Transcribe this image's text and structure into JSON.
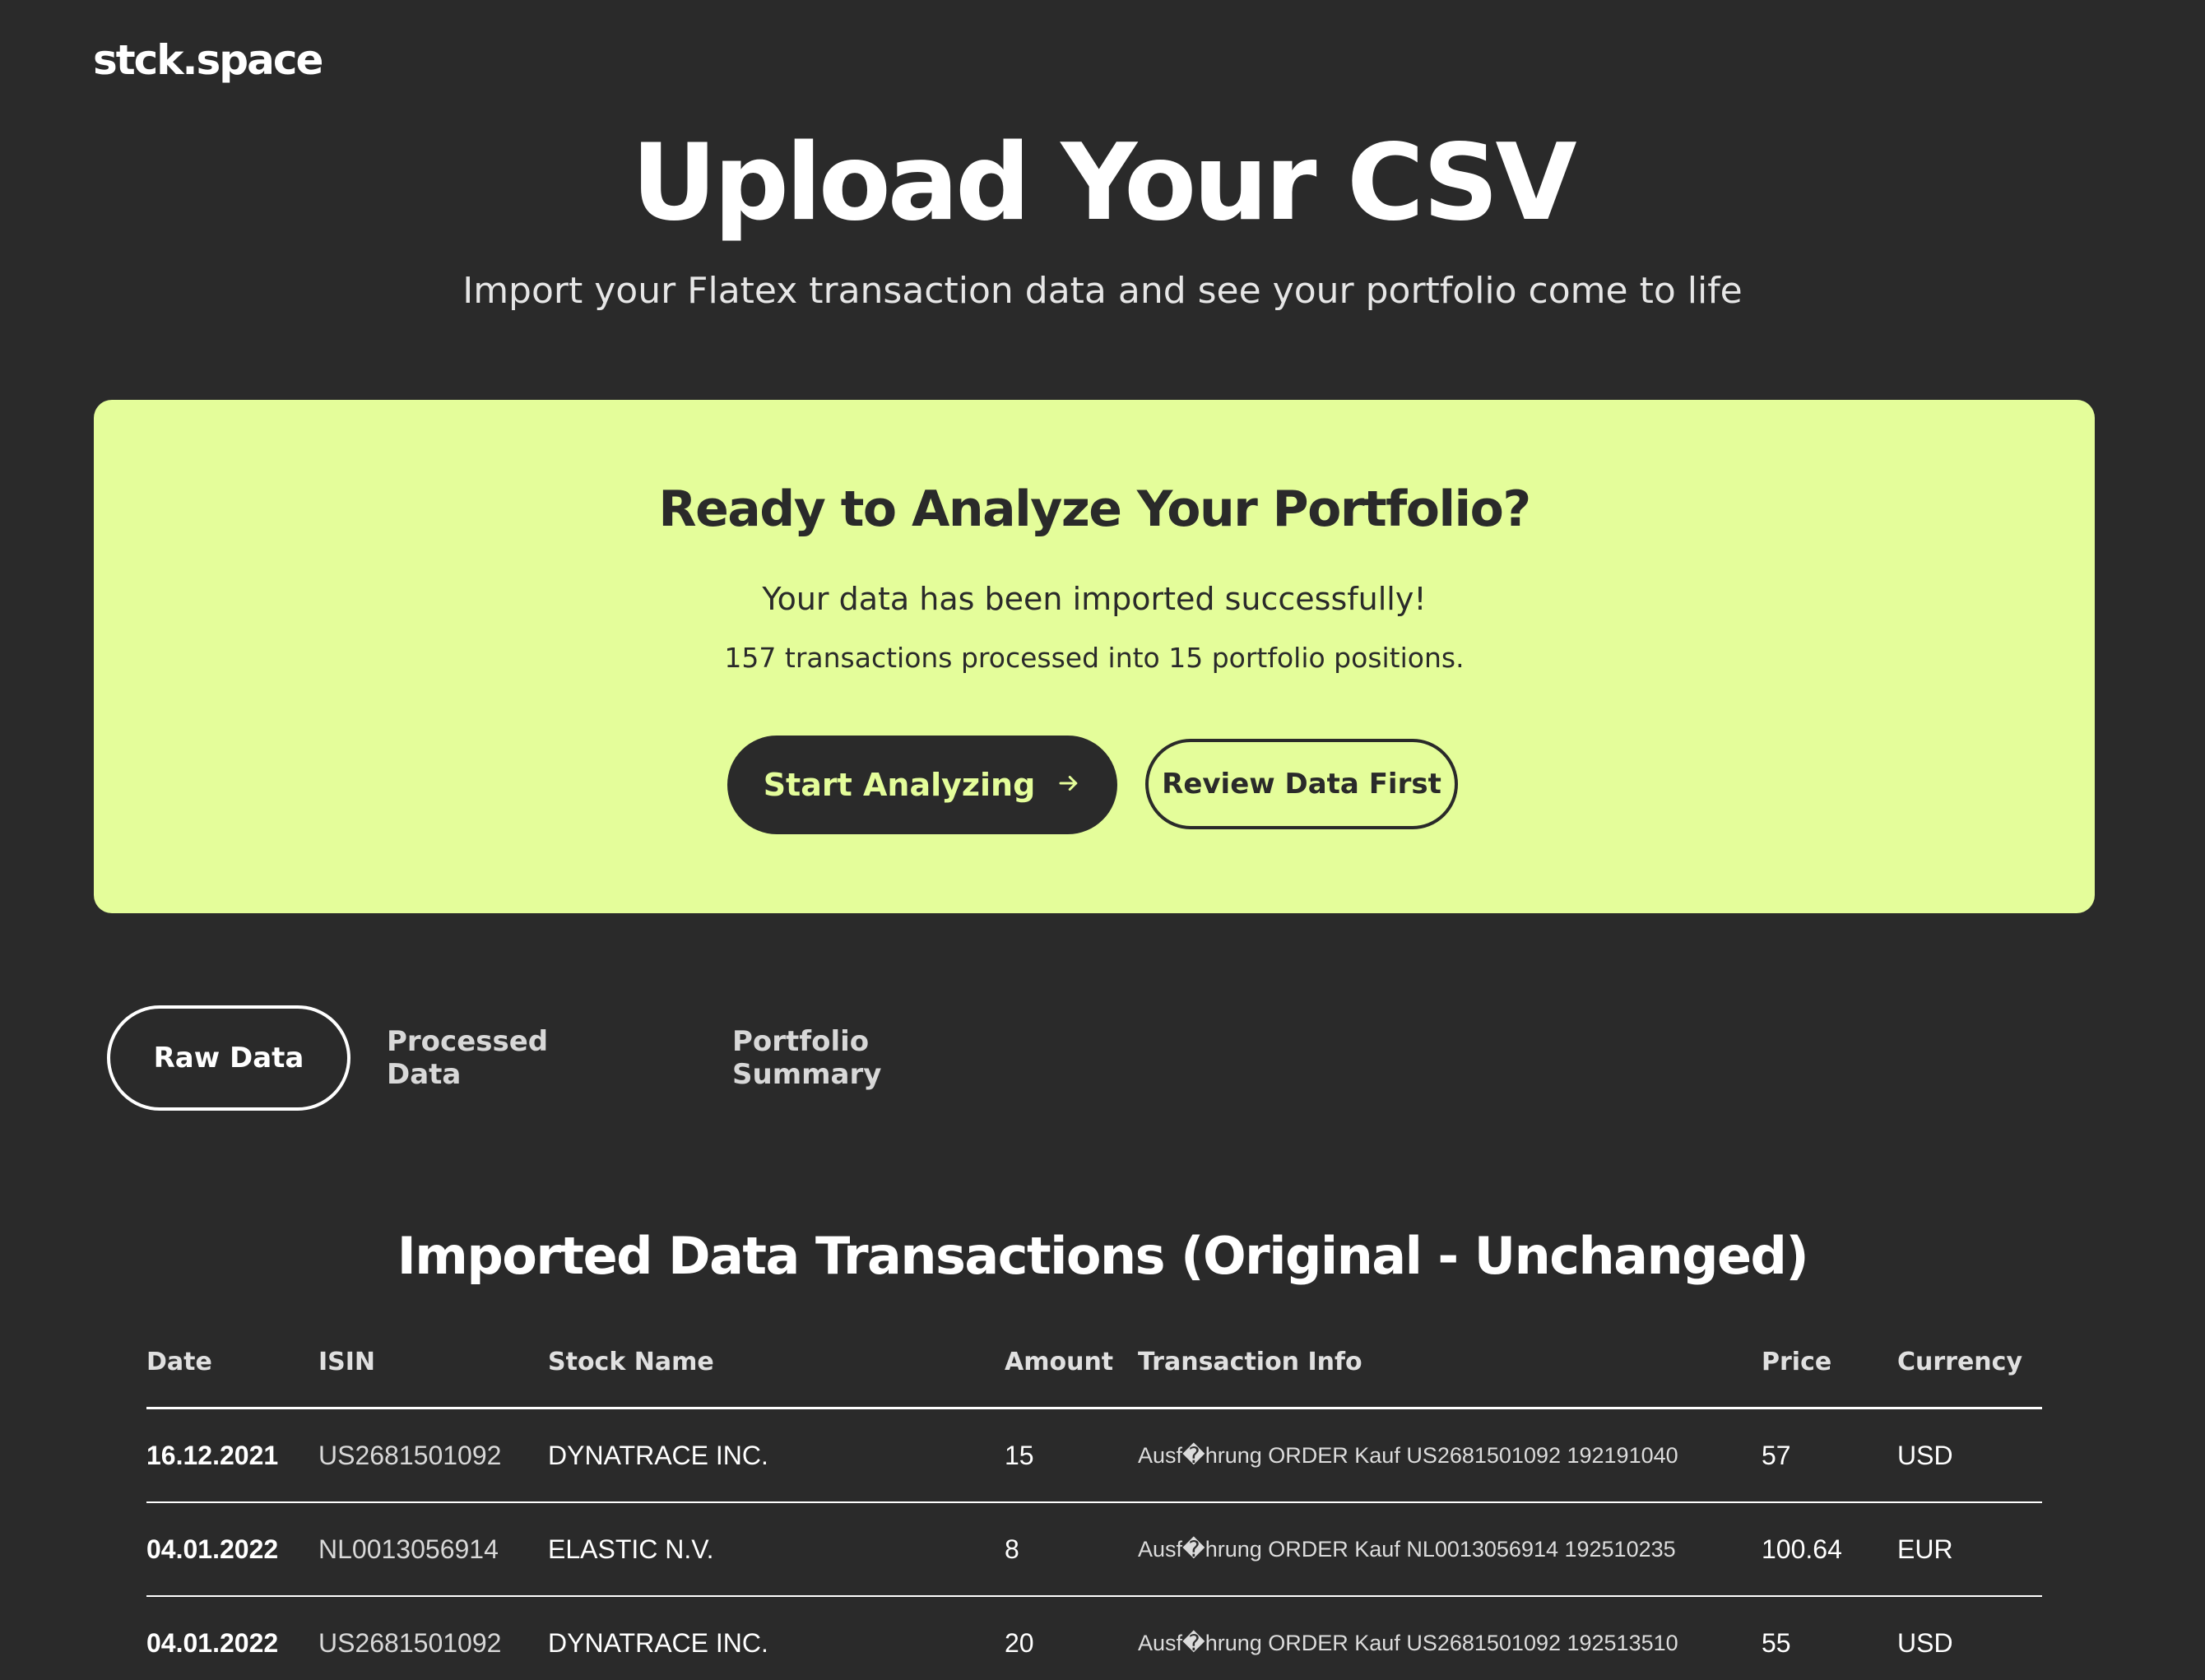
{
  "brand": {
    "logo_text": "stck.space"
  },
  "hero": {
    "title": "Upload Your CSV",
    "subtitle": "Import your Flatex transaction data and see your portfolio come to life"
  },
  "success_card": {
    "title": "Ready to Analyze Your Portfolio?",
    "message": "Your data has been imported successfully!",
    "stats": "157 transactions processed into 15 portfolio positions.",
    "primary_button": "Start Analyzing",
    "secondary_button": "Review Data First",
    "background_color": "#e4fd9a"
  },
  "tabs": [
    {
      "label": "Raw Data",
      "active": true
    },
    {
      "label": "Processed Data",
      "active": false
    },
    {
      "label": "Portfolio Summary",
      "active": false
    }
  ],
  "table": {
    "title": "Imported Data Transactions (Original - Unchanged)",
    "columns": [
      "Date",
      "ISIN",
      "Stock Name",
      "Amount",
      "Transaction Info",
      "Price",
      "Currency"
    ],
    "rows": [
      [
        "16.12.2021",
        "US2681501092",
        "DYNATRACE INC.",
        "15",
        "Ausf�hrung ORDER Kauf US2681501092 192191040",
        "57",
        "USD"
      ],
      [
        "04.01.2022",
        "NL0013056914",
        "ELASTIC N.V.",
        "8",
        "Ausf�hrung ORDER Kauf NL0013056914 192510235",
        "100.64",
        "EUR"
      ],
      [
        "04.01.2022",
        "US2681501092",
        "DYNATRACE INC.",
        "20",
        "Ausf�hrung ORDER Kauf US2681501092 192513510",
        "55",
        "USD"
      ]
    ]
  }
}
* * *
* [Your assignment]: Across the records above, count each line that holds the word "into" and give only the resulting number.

* [Response below]: 2